» **ASSIGNED TASK**
Which lines in the listing below contain "name"? Copy each of them.

» **MATERIAL PROVIDED**

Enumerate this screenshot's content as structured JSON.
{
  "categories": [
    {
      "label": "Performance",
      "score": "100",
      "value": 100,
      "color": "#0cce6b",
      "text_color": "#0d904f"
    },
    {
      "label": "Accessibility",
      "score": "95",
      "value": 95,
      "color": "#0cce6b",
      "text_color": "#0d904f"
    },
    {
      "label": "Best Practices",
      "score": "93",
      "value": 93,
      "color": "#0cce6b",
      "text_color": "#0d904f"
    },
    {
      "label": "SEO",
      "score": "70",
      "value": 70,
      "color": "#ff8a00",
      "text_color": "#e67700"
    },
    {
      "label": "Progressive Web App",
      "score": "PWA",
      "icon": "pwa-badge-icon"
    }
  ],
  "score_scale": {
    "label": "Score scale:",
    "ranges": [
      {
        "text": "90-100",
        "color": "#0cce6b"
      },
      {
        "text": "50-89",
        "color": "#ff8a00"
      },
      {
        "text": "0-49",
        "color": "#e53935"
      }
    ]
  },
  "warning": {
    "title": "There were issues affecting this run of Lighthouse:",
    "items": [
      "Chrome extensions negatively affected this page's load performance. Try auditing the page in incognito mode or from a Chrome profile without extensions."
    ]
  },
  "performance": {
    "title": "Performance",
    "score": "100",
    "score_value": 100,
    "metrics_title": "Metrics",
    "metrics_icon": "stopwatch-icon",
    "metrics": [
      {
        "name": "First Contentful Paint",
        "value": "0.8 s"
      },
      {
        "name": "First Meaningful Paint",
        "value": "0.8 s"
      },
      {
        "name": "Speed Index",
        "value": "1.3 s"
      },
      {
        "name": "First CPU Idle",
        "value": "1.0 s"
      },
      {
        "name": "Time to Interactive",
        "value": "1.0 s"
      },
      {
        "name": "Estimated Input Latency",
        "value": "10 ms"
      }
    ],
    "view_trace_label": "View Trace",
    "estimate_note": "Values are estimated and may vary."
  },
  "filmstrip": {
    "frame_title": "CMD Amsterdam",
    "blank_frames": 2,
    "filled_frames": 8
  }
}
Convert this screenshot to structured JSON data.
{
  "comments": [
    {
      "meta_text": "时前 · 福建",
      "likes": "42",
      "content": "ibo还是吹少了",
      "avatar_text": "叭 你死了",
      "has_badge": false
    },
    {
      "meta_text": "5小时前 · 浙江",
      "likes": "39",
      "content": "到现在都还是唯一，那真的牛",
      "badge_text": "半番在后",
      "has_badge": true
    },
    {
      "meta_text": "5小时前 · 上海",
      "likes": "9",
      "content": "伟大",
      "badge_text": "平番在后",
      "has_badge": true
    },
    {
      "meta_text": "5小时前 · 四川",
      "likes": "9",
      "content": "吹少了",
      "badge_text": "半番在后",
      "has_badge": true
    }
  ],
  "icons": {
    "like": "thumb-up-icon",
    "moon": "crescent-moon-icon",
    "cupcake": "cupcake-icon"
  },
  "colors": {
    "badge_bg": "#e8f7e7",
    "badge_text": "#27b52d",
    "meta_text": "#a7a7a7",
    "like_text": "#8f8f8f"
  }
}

» **WRITTEN ANSWER**
        "name": "First Contentful Paint",
        "name": "First Meaningful Paint",
        "name": "Speed Index",
        "name": "First CPU Idle",
        "name": "Time to Interactive",
        "name": "Estimated Input Latency",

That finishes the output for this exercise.